This editorial will appear in Friday’s print edition.
Pierce County now has had back-to-back debacles over who writes the “against” statement that appears in the voters pamphlet.
Both involve a notorious local felon and publicity hound, Robert “The Traveler” Hill, and they reflect obvious flaws in how statement writers are selected.
In the first case, Hill applied to write the statement opposing last fall’s Pierce Transit tax measure. Only one other person applied, and he said he wouldn’t participate if he had to collaborate on the statement with Hill – a jail inmate who’s had widely publicized, bizarre run-ins with the law. The Pierce Transit board’s lawyer reportedly said that no candidate could be rejected unless there were at least four applicants.
When Hill’s selection was announced, it looked for all the world like the transit board had deliberately stacked the deck in its favor by picking the least credible person to write the opposing statement. Fortunately, several new candidates stepped forward, giving the board better options.
More recently, the Tacoma School Board was in a similar situation with its Feb. 12 bond measure. It identified people to write the statement in support of the measure, but says no one stepped forward to write for the opposition. So Pierce County Auditor Julie Anderson was forced to take applications on a “first come, first served” basis.
Hill again applied to write the “against” statement, as did Ken Miller, a News Tribune reader columnist. But the two were unable to agree on what to write, and Miller dropped out (he also cited logistical difficulties in coordinating with someone in jail). Then Hill missed the deadline for submitting his statement. (Read the statements by Hill and Miller here.)
So Tacoma residents will read only one argument in their voter pamphlet regarding a $500 million ballot measure – the argument the school district wants them to read.
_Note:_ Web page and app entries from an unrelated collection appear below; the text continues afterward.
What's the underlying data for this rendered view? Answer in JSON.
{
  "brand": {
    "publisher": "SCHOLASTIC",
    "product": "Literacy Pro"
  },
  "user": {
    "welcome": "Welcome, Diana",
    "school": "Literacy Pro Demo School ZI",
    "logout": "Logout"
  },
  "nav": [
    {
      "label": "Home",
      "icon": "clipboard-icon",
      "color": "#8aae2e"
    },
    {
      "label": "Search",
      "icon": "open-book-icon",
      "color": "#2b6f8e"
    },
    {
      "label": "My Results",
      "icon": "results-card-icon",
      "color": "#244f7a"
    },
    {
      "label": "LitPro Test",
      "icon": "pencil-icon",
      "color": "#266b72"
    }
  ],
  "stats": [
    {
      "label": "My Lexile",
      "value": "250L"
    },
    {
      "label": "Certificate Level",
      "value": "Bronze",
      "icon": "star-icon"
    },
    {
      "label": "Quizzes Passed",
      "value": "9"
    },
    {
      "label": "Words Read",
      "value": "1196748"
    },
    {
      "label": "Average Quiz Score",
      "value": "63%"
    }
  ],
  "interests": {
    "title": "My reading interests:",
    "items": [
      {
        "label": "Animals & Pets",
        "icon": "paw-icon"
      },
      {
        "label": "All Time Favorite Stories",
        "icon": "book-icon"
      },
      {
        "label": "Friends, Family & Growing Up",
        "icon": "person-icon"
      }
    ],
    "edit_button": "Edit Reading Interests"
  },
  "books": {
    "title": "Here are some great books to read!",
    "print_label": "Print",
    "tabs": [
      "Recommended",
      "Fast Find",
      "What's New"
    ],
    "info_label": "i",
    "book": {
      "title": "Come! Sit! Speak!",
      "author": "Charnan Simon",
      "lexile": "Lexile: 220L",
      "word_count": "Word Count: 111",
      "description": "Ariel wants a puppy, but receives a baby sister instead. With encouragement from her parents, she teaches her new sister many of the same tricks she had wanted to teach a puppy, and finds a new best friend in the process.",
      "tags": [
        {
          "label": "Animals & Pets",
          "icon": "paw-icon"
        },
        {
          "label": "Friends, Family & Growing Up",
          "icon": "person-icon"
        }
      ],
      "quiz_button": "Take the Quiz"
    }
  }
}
That’s unfortunate for undecided voters who want both sides of the issue. But it’s a function of how statement writers are selected in Pierce County: The governing body seeking passage of a ballot measure names the committee members who write both the supporting and opposing arguments.
The Tacoma School Board and the Pierce Transit board had to have been aware of many people who could have written an “against” statement. All the members had to do was look at who signed in to speak at board meetings or who had submitted written comments.
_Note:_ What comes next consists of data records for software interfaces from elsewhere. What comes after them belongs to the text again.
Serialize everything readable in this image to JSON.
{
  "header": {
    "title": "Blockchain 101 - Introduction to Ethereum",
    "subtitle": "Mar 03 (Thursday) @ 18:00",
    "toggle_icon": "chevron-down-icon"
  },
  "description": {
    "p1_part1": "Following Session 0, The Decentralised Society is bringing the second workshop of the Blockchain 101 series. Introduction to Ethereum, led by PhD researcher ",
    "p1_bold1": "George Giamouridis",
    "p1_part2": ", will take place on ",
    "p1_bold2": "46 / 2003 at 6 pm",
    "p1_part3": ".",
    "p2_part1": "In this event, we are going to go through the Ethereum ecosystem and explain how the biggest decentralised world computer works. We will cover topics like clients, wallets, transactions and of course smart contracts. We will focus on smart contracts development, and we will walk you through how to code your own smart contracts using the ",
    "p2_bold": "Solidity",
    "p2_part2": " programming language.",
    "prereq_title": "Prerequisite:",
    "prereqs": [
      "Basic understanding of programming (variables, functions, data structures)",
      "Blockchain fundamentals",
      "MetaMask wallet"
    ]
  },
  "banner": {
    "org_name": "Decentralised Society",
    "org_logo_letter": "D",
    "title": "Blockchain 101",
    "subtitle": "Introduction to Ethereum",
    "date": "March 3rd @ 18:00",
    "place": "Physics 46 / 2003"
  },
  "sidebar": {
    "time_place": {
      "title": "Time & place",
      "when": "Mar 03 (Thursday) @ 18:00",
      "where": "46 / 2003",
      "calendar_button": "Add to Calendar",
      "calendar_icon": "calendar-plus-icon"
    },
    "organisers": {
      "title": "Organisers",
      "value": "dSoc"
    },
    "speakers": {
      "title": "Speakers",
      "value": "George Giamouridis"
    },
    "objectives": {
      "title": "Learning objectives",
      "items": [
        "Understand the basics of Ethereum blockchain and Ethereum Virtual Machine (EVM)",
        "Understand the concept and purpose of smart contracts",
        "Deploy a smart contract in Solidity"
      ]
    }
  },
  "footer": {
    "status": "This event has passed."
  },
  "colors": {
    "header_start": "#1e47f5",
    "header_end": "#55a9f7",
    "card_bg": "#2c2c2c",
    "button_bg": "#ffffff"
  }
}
But it’s in boards’ own self-interest not to actively seek out those people. If no one steps forward, then the ballot measure will be unopposed in the voters pamphlet. If a fringie like Hill steps forward, it helps discredit the “against” argument.
The auditor shouldn’t have to hastily come up with candidates to write “against” statements; the auditor is supposed to be neutral, not working to identify and choose statement writers.
If governing boards are to continue naming the statement writers, they should be required to do more to solicit applications. Whatever they’re doing now obviously isn’t enough to serve the public’s interest.
As for Hill, it’s within the Pierce County Council’s purview to restrict who can belong to a committee writing for the county’s voters pamphlet, according to Katie Blinn, co-director of elections with the secretary of state’s office. Auditor Anderson disputes that, saying the council can only make rules for countywide ballot measures, not ones proposed by other taxing districts.
There has to be a way to restrict people who are incarcerated from writing voters pamphlet statements. Otherwise, it’s very likely to be an ongoing problem in Pierce County.